Data records for software interfaces:
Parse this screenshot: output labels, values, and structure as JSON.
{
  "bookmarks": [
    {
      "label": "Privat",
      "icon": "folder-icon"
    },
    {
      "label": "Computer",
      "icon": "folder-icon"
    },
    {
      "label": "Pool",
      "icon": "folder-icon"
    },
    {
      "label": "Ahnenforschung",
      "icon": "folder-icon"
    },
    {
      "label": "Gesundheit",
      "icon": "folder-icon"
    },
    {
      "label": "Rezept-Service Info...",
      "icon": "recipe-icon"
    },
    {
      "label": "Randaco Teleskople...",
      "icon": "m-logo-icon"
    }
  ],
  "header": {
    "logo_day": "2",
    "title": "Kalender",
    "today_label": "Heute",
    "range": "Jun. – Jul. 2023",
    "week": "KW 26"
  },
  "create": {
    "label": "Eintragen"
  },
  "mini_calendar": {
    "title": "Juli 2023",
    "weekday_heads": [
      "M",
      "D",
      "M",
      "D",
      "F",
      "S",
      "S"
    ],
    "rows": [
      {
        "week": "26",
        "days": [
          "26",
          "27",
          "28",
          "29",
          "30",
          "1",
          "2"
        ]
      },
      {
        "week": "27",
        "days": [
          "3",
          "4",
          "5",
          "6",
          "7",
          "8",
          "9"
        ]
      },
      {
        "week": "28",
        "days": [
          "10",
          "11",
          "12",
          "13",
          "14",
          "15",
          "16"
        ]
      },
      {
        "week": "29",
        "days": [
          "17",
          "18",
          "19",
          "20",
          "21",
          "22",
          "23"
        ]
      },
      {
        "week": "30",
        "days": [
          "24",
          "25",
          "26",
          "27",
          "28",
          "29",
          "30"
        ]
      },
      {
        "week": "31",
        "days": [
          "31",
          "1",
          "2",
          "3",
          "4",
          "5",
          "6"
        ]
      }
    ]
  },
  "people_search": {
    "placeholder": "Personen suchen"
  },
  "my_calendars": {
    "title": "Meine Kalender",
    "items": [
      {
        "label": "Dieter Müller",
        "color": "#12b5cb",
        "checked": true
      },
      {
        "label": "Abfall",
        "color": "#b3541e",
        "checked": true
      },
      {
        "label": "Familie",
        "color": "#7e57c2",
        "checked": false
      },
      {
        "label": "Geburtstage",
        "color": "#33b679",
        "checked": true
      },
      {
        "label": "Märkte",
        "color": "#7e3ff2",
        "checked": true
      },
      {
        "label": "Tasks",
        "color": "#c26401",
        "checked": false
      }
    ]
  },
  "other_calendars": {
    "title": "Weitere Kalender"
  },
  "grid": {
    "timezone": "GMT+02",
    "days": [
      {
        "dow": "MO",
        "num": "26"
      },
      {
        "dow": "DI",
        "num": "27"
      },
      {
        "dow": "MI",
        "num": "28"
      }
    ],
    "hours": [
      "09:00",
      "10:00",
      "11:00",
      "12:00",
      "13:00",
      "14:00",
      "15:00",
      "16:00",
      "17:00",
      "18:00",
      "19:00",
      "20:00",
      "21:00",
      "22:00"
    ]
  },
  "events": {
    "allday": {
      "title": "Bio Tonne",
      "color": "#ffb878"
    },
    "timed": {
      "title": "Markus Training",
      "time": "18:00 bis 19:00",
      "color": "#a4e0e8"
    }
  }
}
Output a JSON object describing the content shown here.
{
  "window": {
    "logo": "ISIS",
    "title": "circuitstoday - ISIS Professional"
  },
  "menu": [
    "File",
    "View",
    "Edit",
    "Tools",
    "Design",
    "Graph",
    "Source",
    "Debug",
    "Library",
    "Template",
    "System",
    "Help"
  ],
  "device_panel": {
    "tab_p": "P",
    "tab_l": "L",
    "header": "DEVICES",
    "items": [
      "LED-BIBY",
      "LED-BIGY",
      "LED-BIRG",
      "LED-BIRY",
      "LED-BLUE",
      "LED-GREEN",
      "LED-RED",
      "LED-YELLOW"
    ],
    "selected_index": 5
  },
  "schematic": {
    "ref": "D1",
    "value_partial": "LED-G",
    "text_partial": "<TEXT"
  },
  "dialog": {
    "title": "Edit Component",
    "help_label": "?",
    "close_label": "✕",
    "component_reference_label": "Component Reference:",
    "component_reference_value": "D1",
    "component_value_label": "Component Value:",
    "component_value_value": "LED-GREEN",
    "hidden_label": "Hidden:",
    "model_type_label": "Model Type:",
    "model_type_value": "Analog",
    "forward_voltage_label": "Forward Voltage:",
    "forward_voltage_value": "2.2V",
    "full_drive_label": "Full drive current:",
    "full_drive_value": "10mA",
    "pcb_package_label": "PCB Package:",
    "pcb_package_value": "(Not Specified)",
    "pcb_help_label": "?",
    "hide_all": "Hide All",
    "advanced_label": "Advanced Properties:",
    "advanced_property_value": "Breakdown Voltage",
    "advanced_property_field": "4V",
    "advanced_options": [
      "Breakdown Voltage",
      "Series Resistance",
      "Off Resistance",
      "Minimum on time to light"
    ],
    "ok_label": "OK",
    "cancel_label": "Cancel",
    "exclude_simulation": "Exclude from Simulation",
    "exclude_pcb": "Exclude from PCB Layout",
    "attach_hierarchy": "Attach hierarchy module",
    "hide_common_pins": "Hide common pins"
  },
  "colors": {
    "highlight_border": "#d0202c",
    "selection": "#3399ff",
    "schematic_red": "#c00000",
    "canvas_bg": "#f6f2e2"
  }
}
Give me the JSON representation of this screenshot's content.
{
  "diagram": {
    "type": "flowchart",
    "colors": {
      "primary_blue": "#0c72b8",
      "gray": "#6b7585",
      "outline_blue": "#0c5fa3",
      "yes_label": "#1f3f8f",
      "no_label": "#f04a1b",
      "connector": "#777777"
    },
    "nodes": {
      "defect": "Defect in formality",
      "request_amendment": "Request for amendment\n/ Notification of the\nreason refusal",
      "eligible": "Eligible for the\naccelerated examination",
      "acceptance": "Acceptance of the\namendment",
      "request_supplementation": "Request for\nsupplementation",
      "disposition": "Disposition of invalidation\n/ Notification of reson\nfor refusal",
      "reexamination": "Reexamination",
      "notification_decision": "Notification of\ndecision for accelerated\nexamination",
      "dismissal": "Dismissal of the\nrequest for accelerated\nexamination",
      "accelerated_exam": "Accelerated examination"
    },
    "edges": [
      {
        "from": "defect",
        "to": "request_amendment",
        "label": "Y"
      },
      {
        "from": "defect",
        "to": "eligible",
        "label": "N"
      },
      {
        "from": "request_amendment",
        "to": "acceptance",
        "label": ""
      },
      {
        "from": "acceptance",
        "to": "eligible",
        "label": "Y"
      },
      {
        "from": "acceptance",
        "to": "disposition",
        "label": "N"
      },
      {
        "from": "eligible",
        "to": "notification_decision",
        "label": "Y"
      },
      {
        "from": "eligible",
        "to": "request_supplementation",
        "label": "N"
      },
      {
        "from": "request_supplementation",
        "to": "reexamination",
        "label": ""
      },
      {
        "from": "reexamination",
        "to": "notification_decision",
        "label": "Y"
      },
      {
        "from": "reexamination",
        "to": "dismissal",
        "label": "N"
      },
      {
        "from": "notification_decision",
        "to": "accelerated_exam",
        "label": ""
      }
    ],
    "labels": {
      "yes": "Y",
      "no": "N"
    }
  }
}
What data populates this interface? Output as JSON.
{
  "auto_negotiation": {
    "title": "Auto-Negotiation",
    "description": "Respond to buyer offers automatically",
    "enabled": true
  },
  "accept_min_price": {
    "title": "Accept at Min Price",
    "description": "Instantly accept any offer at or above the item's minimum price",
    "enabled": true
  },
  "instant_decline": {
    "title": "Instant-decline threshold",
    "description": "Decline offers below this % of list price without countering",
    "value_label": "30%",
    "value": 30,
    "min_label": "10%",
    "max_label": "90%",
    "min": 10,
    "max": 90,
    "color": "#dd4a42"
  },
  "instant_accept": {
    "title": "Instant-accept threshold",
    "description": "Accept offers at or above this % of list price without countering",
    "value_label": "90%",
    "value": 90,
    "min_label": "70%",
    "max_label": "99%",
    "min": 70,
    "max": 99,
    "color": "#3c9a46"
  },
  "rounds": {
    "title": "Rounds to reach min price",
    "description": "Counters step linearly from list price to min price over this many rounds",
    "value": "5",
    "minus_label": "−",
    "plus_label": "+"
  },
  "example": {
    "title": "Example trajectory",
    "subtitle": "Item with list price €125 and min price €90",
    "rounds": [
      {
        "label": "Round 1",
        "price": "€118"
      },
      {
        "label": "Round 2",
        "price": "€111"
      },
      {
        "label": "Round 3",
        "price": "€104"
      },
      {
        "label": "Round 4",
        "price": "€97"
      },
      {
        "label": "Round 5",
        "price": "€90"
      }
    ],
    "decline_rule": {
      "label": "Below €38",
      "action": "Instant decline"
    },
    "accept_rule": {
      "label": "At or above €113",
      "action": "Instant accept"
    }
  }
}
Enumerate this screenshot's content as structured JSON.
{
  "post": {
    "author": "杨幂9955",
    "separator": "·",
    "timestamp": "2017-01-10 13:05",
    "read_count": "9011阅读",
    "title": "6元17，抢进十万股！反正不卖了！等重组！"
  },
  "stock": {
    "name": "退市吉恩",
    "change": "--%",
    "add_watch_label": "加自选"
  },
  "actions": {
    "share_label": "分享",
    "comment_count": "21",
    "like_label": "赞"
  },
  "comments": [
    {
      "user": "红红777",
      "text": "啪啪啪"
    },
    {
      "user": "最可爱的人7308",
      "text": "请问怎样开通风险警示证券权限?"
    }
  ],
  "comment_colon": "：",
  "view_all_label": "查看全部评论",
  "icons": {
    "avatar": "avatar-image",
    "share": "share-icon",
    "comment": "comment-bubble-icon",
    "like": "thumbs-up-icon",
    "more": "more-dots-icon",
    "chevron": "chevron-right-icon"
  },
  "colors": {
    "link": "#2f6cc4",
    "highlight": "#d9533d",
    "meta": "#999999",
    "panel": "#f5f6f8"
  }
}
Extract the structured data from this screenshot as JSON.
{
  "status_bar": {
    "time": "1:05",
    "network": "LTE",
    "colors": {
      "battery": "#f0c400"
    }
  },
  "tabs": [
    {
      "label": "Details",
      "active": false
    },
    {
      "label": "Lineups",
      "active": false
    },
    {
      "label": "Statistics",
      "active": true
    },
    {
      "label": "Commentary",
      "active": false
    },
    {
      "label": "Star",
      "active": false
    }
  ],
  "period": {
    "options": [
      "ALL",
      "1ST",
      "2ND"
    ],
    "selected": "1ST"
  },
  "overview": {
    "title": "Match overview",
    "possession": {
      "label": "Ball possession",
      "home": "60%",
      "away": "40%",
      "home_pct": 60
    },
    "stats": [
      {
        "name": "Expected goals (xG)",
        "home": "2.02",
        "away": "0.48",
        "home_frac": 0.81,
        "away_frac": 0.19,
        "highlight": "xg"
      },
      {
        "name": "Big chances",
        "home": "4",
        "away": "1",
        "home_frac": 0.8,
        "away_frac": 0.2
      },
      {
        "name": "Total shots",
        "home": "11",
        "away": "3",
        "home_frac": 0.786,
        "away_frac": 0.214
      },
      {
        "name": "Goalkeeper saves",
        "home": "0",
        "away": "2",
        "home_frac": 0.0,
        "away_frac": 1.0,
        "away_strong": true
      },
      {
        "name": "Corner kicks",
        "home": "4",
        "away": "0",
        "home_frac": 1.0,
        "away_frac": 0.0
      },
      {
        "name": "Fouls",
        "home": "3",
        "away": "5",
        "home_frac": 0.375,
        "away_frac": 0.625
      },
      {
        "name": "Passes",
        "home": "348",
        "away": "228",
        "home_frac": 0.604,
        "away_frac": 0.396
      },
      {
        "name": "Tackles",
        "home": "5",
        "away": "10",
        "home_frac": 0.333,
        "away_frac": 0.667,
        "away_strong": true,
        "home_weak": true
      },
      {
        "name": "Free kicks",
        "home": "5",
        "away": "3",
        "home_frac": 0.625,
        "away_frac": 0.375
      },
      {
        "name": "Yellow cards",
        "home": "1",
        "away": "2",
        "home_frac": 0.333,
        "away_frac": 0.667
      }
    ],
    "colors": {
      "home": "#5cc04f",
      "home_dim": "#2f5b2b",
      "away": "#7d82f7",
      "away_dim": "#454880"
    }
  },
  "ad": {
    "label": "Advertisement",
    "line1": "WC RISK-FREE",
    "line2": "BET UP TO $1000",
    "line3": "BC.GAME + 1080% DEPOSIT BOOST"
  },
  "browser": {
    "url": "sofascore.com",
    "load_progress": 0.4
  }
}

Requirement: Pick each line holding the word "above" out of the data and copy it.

The completed task:
    "description": "Instantly accept any offer at or above the item's minimum price",
    "description": "Accept offers at or above this % of list price without countering",
      "label": "At or above €113",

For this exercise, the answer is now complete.